» Collected data entries:
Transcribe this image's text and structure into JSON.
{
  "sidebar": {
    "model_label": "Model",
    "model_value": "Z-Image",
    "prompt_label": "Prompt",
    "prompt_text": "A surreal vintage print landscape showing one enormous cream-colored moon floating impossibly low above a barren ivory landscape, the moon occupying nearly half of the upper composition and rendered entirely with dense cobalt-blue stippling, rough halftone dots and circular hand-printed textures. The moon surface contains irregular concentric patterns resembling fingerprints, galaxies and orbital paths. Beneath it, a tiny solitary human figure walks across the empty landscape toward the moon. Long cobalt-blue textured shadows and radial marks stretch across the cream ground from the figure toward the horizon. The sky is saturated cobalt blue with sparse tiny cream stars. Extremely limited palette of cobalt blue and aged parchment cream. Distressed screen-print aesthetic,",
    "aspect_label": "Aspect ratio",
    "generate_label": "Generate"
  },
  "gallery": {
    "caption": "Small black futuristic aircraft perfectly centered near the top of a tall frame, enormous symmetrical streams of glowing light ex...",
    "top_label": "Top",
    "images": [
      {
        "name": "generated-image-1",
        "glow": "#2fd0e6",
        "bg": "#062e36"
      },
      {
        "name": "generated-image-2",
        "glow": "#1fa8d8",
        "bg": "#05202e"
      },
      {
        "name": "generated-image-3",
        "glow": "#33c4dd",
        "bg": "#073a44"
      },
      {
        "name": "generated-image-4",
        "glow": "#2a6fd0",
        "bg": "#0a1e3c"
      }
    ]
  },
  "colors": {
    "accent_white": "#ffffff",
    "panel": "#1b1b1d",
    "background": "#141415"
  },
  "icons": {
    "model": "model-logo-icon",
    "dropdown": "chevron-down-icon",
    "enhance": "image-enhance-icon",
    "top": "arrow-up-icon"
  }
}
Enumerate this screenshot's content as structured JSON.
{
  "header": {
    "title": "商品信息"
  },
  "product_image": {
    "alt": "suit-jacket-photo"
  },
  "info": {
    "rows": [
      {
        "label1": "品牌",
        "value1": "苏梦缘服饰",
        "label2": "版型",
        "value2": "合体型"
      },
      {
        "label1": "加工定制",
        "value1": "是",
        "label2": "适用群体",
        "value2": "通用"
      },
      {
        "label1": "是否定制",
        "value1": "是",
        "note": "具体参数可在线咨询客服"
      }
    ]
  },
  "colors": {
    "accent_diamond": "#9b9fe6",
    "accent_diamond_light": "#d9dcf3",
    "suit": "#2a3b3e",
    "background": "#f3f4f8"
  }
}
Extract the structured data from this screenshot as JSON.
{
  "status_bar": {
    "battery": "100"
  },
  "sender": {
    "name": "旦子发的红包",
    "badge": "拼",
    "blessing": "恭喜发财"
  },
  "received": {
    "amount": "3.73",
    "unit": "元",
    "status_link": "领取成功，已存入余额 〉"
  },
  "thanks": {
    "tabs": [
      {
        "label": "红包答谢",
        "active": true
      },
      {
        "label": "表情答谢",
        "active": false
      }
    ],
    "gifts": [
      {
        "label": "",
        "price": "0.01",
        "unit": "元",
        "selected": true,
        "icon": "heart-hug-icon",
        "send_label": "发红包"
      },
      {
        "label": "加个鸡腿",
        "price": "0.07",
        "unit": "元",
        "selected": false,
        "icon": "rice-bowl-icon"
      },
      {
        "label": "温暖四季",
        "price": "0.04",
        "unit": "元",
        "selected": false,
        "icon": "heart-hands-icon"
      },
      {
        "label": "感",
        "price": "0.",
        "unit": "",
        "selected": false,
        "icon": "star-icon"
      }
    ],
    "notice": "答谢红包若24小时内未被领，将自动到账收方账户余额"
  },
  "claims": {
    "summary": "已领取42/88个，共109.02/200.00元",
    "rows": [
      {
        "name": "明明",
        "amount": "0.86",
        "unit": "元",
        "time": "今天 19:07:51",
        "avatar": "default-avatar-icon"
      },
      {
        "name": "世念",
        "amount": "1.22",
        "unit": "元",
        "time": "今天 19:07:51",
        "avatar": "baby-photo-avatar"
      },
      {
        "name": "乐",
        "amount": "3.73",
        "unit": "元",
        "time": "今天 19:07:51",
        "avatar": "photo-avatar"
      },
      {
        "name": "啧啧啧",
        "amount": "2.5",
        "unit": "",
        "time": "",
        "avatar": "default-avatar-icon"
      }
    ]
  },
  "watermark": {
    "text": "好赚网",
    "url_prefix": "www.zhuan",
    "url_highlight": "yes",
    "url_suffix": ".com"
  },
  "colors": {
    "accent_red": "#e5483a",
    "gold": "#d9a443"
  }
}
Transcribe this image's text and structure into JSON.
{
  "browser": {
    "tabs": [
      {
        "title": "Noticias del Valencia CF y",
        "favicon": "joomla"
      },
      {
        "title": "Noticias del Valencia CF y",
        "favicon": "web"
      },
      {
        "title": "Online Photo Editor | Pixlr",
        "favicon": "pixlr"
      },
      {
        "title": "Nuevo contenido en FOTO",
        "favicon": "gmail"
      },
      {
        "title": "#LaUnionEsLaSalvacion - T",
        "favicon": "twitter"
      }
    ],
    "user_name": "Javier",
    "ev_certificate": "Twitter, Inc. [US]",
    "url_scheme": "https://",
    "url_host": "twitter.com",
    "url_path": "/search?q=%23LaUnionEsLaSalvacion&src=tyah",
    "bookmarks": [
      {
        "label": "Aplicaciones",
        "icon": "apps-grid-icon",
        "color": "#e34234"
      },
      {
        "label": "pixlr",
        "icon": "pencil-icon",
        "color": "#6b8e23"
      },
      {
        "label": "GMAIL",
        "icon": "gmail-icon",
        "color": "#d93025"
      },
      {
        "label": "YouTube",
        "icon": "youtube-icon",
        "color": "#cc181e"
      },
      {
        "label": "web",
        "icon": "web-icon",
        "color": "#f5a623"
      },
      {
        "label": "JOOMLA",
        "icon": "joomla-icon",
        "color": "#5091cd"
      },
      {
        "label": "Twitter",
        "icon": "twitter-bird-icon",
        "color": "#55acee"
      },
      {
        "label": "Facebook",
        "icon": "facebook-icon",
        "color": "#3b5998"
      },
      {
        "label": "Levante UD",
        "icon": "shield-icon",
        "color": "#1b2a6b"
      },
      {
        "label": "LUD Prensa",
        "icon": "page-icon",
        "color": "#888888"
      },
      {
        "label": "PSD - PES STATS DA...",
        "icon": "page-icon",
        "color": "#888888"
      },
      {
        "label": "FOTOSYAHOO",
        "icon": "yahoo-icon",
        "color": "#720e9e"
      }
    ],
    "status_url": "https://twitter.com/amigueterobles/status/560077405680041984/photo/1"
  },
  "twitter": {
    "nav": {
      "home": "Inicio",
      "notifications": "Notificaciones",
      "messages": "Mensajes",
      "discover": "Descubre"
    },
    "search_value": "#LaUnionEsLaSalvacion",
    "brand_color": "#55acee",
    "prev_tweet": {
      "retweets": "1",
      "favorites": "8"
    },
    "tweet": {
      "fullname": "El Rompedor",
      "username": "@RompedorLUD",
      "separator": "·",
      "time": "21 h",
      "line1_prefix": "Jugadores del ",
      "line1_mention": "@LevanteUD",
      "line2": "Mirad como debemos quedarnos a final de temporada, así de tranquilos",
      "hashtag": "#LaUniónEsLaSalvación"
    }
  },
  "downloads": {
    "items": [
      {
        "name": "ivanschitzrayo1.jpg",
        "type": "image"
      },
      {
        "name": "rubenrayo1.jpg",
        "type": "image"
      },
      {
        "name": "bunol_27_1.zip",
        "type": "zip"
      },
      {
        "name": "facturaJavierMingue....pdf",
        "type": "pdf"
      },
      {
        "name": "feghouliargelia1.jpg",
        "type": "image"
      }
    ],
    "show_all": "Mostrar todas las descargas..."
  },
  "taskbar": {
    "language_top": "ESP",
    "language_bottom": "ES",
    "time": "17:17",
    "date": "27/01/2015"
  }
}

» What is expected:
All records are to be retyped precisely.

» Output of the exercise:
Transcribe this image's text and structure into JSON.
{
  "sidebar": {
    "model_label": "Model",
    "model_value": "Z-Image",
    "prompt_label": "Prompt",
    "prompt_text": "A surreal vintage print landscape showing one enormous cream-colored moon floating impossibly low above a barren ivory landscape, the moon occupying nearly half of the upper composition and rendered entirely with dense cobalt-blue stippling, rough halftone dots and circular hand-printed textures. The moon surface contains irregular concentric patterns resembling fingerprints, galaxies and orbital paths. Beneath it, a tiny solitary human figure walks across the empty landscape toward the moon. Long cobalt-blue textured shadows and radial marks stretch across the cream ground from the figure toward the horizon. The sky is saturated cobalt blue with sparse tiny cream stars. Extremely limited palette of cobalt blue and aged parchment cream. Distressed screen-print aesthetic,",
    "aspect_label": "Aspect ratio",
    "generate_label": "Generate"
  },
  "gallery": {
    "caption": "Small black futuristic aircraft perfectly centered near the top of a tall frame, enormous symmetrical streams of glowing light ex...",
    "top_label": "Top",
    "images": [
      {
        "name": "generated-image-1",
        "glow": "#2fd0e6",
        "bg": "#062e36"
      },
      {
        "name": "generated-image-2",
        "glow": "#1fa8d8",
        "bg": "#05202e"
      },
      {
        "name": "generated-image-3",
        "glow": "#33c4dd",
        "bg": "#073a44"
      },
      {
        "name": "generated-image-4",
        "glow": "#2a6fd0",
        "bg": "#0a1e3c"
      }
    ]
  },
  "colors": {
    "accent_white": "#ffffff",
    "panel": "#1b1b1d",
    "background": "#141415"
  },
  "icons": {
    "model": "model-logo-icon",
    "dropdown": "chevron-down-icon",
    "enhance": "image-enhance-icon",
    "top": "arrow-up-icon"
  }
}
Enumerate this screenshot's content as structured JSON.
{
  "header": {
    "title": "商品信息"
  },
  "product_image": {
    "alt": "suit-jacket-photo"
  },
  "info": {
    "rows": [
      {
        "label1": "品牌",
        "value1": "苏梦缘服饰",
        "label2": "版型",
        "value2": "合体型"
      },
      {
        "label1": "加工定制",
        "value1": "是",
        "label2": "适用群体",
        "value2": "通用"
      },
      {
        "label1": "是否定制",
        "value1": "是",
        "note": "具体参数可在线咨询客服"
      }
    ]
  },
  "colors": {
    "accent_diamond": "#9b9fe6",
    "accent_diamond_light": "#d9dcf3",
    "suit": "#2a3b3e",
    "background": "#f3f4f8"
  }
}
Extract the structured data from this screenshot as JSON.
{
  "status_bar": {
    "battery": "100"
  },
  "sender": {
    "name": "旦子发的红包",
    "badge": "拼",
    "blessing": "恭喜发财"
  },
  "received": {
    "amount": "3.73",
    "unit": "元",
    "status_link": "领取成功，已存入余额 〉"
  },
  "thanks": {
    "tabs": [
      {
        "label": "红包答谢",
        "active": true
      },
      {
        "label": "表情答谢",
        "active": false
      }
    ],
    "gifts": [
      {
        "label": "",
        "price": "0.01",
        "unit": "元",
        "selected": true,
        "icon": "heart-hug-icon",
        "send_label": "发红包"
      },
      {
        "label": "加个鸡腿",
        "price": "0.07",
        "unit": "元",
        "selected": false,
        "icon": "rice-bowl-icon"
      },
      {
        "label": "温暖四季",
        "price": "0.04",
        "unit": "元",
        "selected": false,
        "icon": "heart-hands-icon"
      },
      {
        "label": "感",
        "price": "0.",
        "unit": "",
        "selected": false,
        "icon": "star-icon"
      }
    ],
    "notice": "答谢红包若24小时内未被领，将自动到账收方账户余额"
  },
  "claims": {
    "summary": "已领取42/88个，共109.02/200.00元",
    "rows": [
      {
        "name": "明明",
        "amount": "0.86",
        "unit": "元",
        "time": "今天 19:07:51",
        "avatar": "default-avatar-icon"
      },
      {
        "name": "世念",
        "amount": "1.22",
        "unit": "元",
        "time": "今天 19:07:51",
        "avatar": "baby-photo-avatar"
      },
      {
        "name": "乐",
        "amount": "3.73",
        "unit": "元",
        "time": "今天 19:07:51",
        "avatar": "photo-avatar"
      },
      {
        "name": "啧啧啧",
        "amount": "2.5",
        "unit": "",
        "time": "",
        "avatar": "default-avatar-icon"
      }
    ]
  },
  "watermark": {
    "text": "好赚网",
    "url_prefix": "www.zhuan",
    "url_highlight": "yes",
    "url_suffix": ".com"
  },
  "colors": {
    "accent_red": "#e5483a",
    "gold": "#d9a443"
  }
}
Transcribe this image's text and structure into JSON.
{
  "browser": {
    "tabs": [
      {
        "title": "Noticias del Valencia CF y",
        "favicon": "joomla"
      },
      {
        "title": "Noticias del Valencia CF y",
        "favicon": "web"
      },
      {
        "title": "Online Photo Editor | Pixlr",
        "favicon": "pixlr"
      },
      {
        "title": "Nuevo contenido en FOTO",
        "favicon": "gmail"
      },
      {
        "title": "#LaUnionEsLaSalvacion - T",
        "favicon": "twitter"
      }
    ],
    "user_name": "Javier",
    "ev_certificate": "Twitter, Inc. [US]",
    "url_scheme": "https://",
    "url_host": "twitter.com",
    "url_path": "/search?q=%23LaUnionEsLaSalvacion&src=tyah",
    "bookmarks": [
      {
        "label": "Aplicaciones",
        "icon": "apps-grid-icon",
        "color": "#e34234"
      },
      {
        "label": "pixlr",
        "icon": "pencil-icon",
        "color": "#6b8e23"
      },
      {
        "label": "GMAIL",
        "icon": "gmail-icon",
        "color": "#d93025"
      },
      {
        "label": "YouTube",
        "icon": "youtube-icon",
        "color": "#cc181e"
      },
      {
        "label": "web",
        "icon": "web-icon",
        "color": "#f5a623"
      },
      {
        "label": "JOOMLA",
        "icon": "joomla-icon",
        "color": "#5091cd"
      },
      {
        "label": "Twitter",
        "icon": "twitter-bird-icon",
        "color": "#55acee"
      },
      {
        "label": "Facebook",
        "icon": "facebook-icon",
        "color": "#3b5998"
      },
      {
        "label": "Levante UD",
        "icon": "shield-icon",
        "color": "#1b2a6b"
      },
      {
        "label": "LUD Prensa",
        "icon": "page-icon",
        "color": "#888888"
      },
      {
        "label": "PSD - PES STATS DA...",
        "icon": "page-icon",
        "color": "#888888"
      },
      {
        "label": "FOTOSYAHOO",
        "icon": "yahoo-icon",
        "color": "#720e9e"
      }
    ],
    "status_url": "https://twitter.com/amigueterobles/status/560077405680041984/photo/1"
  },
  "twitter": {
    "nav": {
      "home": "Inicio",
      "notifications": "Notificaciones",
      "messages": "Mensajes",
      "discover": "Descubre"
    },
    "search_value": "#LaUnionEsLaSalvacion",
    "brand_color": "#55acee",
    "prev_tweet": {
      "retweets": "1",
      "favorites": "8"
    },
    "tweet": {
      "fullname": "El Rompedor",
      "username": "@RompedorLUD",
      "separator": "·",
      "time": "21 h",
      "line1_prefix": "Jugadores del ",
      "line1_mention": "@LevanteUD",
      "line2": "Mirad como debemos quedarnos a final de temporada, así de tranquilos",
      "hashtag": "#LaUniónEsLaSalvación"
    }
  },
  "downloads": {
    "items": [
      {
        "name": "ivanschitzrayo1.jpg",
        "type": "image"
      },
      {
        "name": "rubenrayo1.jpg",
        "type": "image"
      },
      {
        "name": "bunol_27_1.zip",
        "type": "zip"
      },
      {
        "name": "facturaJavierMingue....pdf",
        "type": "pdf"
      },
      {
        "name": "feghouliargelia1.jpg",
        "type": "image"
      }
    ],
    "show_all": "Mostrar todas las descargas..."
  },
  "taskbar": {
    "language_top": "ESP",
    "language_bottom": "ES",
    "time": "17:17",
    "date": "27/01/2015"
  }
}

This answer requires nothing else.